#### [Material for the task]
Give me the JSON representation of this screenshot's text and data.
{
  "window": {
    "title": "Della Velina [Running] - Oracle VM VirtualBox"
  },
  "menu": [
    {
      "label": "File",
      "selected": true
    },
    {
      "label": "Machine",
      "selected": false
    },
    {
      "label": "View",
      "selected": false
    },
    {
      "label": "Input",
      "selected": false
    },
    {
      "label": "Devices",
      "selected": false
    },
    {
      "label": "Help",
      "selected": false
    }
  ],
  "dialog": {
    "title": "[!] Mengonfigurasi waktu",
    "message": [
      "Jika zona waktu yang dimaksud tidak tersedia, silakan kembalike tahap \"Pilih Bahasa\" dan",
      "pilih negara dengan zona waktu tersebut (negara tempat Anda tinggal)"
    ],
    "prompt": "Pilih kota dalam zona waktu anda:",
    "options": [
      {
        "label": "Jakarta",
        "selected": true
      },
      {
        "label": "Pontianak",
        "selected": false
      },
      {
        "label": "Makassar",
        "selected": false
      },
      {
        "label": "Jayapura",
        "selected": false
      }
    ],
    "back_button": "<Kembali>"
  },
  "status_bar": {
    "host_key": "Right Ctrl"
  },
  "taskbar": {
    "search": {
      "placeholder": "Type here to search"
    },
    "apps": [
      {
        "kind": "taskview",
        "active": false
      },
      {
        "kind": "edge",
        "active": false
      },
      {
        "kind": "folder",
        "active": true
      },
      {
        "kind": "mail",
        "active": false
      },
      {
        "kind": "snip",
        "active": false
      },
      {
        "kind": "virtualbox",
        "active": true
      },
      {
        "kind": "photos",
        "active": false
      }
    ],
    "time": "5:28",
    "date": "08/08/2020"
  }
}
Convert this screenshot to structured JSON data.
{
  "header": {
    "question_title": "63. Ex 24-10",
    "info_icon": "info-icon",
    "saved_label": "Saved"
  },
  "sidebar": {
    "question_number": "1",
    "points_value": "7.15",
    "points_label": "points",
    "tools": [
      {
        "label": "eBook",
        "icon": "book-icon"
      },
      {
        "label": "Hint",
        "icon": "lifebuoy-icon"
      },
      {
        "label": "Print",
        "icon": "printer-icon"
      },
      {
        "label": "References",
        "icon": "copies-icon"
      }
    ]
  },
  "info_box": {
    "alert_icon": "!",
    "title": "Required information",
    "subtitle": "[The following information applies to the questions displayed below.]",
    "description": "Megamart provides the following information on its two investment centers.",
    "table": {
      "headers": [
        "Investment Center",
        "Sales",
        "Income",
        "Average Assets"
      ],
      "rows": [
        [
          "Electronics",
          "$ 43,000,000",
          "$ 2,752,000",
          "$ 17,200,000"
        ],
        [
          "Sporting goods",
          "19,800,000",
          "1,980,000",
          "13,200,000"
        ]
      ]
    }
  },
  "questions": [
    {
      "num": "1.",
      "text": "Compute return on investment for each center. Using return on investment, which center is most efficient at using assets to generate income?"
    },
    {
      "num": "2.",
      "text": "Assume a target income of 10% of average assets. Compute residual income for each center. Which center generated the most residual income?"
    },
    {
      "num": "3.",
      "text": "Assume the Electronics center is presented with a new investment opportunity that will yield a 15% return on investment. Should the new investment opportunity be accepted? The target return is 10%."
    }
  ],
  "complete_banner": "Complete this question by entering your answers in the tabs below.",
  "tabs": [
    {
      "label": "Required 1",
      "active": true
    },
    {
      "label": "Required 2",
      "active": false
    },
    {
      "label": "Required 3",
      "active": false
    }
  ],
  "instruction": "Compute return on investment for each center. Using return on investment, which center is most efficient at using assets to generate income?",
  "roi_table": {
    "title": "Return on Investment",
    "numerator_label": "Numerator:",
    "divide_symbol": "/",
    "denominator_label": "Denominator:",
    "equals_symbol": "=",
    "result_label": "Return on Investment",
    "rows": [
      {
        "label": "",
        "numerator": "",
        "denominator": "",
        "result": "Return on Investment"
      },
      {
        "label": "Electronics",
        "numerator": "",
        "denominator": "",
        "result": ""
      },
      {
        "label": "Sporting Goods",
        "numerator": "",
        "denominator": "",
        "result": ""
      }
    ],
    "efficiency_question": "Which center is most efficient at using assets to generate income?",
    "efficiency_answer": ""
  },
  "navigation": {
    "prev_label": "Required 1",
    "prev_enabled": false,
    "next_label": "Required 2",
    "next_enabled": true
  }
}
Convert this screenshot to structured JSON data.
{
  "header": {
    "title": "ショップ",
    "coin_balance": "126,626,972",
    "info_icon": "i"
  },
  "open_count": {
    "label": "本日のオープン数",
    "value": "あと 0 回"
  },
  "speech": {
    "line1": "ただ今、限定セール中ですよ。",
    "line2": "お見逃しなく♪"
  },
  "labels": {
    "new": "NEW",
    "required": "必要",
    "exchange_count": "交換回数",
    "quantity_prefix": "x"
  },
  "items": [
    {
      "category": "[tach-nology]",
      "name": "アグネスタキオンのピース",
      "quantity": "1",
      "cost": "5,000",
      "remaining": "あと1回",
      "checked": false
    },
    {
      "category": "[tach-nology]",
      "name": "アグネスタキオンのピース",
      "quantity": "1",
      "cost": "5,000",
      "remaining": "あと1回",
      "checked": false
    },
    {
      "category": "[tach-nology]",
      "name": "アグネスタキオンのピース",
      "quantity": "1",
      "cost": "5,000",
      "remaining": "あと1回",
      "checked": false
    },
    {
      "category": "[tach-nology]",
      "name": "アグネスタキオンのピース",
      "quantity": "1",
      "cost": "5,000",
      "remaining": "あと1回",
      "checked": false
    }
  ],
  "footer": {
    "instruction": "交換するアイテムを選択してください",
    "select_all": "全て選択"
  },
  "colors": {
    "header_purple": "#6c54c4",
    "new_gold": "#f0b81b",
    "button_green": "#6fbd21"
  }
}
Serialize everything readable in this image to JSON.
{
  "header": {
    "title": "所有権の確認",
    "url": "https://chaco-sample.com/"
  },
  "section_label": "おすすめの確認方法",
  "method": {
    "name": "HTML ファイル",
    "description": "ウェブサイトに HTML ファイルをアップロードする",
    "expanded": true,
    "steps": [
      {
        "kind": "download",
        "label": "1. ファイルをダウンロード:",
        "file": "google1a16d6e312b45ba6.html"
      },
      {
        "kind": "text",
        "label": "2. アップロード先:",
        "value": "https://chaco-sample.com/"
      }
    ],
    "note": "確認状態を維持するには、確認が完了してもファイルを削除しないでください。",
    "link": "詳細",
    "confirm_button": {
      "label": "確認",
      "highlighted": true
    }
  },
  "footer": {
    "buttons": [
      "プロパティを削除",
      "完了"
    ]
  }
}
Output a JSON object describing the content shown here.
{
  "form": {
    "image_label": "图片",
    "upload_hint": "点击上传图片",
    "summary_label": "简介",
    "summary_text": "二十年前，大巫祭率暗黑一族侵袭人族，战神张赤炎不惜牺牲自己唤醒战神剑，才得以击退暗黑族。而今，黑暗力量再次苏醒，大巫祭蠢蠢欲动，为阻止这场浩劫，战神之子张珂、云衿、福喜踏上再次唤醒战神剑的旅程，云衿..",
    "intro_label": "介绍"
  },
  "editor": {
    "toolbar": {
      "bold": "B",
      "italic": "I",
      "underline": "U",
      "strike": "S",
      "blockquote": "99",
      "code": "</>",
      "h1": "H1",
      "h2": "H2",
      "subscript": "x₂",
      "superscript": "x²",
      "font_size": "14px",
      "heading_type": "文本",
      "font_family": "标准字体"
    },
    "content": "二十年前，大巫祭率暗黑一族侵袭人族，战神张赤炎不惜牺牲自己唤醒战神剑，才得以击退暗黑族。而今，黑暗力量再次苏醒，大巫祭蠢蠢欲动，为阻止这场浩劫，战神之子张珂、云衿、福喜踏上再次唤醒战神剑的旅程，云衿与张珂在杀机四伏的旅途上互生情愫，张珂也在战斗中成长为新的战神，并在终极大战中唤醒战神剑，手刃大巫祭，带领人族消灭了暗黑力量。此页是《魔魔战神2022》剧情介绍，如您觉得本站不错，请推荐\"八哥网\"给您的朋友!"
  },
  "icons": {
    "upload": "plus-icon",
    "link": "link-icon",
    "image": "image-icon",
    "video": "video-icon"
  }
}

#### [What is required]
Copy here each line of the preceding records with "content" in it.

#### [Exercise solution]
Output a JSON object describing the content shown here.
    "content": "二十年前，大巫祭率暗黑一族侵袭人族，战神张赤炎不惜牺牲自己唤醒战神剑，才得以击退暗黑族。而今，黑暗力量再次苏醒，大巫祭蠢蠢欲动，为阻止这场浩劫，战神之子张珂、云衿、福喜踏上再次唤醒战神剑的旅程，云衿与张珂在杀机四伏的旅途上互生情愫，张珂也在战斗中成长为新的战神，并在终极大战中唤醒战神剑，手刃大巫祭，带领人族消灭了暗黑力量。此页是《魔魔战神2022》剧情介绍，如您觉得本站不错，请推荐\"八哥网\"给您的朋友!"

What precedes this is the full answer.